One in eight mums who give birth at the East Lancashire Hospitals NHS Trust smoked while pregnant, figures reveal.
Charity Action on Smoking and Health said smoking during pregnancy can cause stillbirths, miscarriages and birth defects.
The latest NHS data shows 65 out of 505 women said they were smokers at the time they delivered their baby at the Trust in January – around 13%.
This is more than twice the 6% target the Government wants trusts to meet by the end of 2022.
It is also higher than the England average – 9% of the 24,443 women who gave birth in January were smokers.
Dr Ian Stanley, Acting Medical Director at East Lancashire Hospitals NHS Trust, said: “There are significant risks to the health of both mother and unborn baby if smoking is continued during pregnancy, so it is important that we do all we can to support a successful quit.
"The Trust is committed to helping expectant mothers who smoke to stop, and are hopeful in reducing the smoking during pregnancy rate to 6% by 2022. It’s important to remember that it is never too late to stop smoking. We provide lots of help, advice and support to our mums-to-be to help them achieve a quit.

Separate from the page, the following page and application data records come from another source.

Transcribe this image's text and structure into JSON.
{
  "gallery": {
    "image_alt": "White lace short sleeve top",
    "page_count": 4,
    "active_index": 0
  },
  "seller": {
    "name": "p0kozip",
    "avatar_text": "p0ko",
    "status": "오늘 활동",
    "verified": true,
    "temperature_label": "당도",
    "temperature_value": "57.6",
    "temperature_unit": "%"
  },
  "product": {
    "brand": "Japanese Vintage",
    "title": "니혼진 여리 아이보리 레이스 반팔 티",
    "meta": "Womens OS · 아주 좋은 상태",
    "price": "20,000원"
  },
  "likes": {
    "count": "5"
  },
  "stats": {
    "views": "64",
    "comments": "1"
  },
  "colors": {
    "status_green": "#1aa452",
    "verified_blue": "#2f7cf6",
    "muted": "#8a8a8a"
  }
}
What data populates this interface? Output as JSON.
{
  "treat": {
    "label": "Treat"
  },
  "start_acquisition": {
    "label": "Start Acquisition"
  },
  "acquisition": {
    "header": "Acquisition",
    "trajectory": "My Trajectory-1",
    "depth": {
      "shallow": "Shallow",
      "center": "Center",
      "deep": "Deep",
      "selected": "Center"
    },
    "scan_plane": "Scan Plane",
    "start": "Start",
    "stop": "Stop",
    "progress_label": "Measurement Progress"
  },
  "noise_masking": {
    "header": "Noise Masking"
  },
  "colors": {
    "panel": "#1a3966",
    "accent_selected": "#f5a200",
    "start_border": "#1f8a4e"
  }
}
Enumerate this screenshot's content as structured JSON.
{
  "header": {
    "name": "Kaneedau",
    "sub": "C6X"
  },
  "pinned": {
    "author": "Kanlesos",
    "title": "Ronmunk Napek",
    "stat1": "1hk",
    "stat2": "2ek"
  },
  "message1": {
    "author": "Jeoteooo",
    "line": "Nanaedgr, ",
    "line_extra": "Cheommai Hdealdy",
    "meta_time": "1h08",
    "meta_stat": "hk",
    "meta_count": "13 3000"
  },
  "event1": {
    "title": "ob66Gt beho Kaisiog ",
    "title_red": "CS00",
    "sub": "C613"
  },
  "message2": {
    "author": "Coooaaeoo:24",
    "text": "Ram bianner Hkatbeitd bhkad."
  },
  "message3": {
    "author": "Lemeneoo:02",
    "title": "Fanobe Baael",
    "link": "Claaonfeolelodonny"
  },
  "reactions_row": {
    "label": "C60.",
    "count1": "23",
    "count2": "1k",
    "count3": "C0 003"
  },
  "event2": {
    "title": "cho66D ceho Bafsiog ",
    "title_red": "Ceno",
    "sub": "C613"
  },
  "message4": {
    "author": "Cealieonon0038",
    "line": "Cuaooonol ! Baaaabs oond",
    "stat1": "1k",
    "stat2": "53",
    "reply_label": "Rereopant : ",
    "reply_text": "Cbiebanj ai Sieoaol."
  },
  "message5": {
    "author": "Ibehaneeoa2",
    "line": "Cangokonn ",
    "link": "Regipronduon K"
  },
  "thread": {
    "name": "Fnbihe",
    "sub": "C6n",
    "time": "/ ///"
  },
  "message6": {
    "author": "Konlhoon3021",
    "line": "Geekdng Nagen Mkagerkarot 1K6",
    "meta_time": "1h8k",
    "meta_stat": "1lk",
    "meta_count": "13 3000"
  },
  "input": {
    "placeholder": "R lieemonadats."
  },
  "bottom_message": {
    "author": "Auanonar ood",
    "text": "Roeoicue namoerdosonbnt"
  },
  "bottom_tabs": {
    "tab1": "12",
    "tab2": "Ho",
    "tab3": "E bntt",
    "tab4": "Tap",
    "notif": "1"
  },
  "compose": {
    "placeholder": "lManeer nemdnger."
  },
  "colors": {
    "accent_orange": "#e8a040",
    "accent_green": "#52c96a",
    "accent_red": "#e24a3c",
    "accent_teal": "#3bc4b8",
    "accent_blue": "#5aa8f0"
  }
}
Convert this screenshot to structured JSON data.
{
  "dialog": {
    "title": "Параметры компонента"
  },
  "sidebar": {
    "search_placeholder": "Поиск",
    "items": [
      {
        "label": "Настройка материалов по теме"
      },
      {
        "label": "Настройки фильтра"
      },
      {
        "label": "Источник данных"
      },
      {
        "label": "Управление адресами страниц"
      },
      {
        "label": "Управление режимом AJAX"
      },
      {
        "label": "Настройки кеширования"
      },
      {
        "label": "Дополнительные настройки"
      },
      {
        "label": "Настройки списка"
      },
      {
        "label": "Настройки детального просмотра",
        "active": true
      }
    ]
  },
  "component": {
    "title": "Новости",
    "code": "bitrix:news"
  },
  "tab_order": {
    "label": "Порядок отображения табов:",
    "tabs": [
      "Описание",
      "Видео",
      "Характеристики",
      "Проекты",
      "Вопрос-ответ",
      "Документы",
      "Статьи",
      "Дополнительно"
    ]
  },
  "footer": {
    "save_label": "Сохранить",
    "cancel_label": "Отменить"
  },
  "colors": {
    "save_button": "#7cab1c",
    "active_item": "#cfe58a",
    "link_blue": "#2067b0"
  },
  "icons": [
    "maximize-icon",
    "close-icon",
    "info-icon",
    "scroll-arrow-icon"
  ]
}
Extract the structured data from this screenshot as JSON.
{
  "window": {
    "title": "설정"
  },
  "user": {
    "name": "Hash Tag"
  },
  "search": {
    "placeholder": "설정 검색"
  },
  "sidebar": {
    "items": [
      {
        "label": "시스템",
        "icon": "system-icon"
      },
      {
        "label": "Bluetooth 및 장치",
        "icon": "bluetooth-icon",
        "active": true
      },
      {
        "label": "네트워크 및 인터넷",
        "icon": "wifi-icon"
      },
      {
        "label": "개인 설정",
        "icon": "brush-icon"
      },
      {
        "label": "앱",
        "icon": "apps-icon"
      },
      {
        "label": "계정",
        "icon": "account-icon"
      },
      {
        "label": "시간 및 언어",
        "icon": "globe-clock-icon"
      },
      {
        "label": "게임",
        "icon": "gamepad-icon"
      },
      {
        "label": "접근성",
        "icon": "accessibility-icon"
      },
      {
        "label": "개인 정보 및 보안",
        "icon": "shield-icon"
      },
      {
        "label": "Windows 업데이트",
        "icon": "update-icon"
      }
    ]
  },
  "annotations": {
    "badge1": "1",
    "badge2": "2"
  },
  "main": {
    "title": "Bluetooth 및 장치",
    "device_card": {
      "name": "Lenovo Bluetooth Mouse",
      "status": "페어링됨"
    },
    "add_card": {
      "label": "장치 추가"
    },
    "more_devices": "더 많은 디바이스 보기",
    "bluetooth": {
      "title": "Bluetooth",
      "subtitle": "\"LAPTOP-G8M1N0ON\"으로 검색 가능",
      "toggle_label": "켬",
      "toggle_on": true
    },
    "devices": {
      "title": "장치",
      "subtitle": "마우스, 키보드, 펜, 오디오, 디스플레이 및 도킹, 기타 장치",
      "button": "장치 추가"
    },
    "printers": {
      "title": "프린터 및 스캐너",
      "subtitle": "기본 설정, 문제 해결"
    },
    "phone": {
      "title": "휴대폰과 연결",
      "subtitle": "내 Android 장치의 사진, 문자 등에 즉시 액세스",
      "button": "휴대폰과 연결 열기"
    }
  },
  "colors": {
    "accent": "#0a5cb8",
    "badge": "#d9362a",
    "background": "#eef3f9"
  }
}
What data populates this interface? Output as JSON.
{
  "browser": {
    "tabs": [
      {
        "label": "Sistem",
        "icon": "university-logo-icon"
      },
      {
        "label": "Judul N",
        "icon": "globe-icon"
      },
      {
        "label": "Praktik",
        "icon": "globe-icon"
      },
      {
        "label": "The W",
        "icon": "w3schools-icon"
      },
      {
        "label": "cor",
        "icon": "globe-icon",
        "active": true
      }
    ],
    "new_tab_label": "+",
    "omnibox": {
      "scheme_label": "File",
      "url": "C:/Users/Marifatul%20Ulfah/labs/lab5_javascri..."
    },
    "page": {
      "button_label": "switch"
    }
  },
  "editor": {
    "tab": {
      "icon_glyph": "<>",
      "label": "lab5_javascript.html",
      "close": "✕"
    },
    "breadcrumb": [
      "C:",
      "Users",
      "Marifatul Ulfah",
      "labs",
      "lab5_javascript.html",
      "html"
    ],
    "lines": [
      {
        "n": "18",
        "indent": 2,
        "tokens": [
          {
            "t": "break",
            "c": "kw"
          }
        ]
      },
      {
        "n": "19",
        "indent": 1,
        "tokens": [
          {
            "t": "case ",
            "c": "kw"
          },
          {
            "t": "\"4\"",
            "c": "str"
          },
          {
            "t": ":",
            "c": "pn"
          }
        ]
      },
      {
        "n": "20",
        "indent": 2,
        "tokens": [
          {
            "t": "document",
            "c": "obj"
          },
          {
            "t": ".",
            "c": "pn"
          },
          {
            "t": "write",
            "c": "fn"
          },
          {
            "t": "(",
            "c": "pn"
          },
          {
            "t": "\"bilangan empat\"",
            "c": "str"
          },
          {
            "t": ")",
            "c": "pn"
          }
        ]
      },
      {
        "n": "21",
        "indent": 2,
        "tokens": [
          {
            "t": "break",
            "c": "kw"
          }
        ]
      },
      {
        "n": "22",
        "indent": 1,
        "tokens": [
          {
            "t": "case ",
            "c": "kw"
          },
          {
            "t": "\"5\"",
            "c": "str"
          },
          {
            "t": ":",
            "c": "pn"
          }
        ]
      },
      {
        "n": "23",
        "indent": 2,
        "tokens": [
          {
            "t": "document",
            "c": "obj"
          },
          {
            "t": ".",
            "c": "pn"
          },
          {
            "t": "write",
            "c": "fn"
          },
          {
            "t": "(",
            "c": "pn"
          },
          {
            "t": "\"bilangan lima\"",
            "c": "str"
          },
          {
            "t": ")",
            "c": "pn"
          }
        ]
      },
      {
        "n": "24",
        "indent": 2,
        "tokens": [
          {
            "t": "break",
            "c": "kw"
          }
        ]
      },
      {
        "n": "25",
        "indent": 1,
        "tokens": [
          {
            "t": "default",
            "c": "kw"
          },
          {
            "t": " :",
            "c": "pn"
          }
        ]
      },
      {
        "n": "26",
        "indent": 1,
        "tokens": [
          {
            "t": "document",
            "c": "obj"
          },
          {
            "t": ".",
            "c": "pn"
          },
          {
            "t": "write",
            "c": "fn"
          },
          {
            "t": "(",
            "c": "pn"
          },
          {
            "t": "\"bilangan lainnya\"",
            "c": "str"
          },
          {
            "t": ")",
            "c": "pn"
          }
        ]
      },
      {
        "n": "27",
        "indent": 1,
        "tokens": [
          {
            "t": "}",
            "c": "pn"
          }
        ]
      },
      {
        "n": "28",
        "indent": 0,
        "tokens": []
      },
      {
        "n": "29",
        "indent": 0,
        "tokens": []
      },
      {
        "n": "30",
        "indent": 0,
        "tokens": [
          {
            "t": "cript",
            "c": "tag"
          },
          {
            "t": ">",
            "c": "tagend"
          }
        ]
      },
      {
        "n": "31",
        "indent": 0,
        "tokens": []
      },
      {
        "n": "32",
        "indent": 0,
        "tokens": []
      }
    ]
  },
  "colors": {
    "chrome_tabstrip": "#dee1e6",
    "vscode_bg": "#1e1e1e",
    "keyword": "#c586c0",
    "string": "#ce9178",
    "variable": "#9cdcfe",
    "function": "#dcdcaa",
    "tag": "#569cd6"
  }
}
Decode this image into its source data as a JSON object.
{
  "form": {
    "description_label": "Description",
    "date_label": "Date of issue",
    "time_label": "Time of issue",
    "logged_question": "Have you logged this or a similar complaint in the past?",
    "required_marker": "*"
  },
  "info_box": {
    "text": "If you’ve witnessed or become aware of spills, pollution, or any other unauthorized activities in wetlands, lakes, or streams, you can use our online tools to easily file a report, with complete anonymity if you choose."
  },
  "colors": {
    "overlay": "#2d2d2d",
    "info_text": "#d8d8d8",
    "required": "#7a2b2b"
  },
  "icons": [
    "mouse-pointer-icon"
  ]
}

"All our midwives are trained to be able to discuss the effects of smoking in pregnancy and to offer a referral, via our new streamlined pathway, to our community specialist stop smoking team. On average our midwives are referring between 30 and 50 women per month.
"Protecting your baby from tobacco smoke is one of the best things you can do to give your child a healthy start in life. Anyone who wants to stop smoking during pregnancy can contact the Trust’s Well Team on 01254 734629 or email@example.com."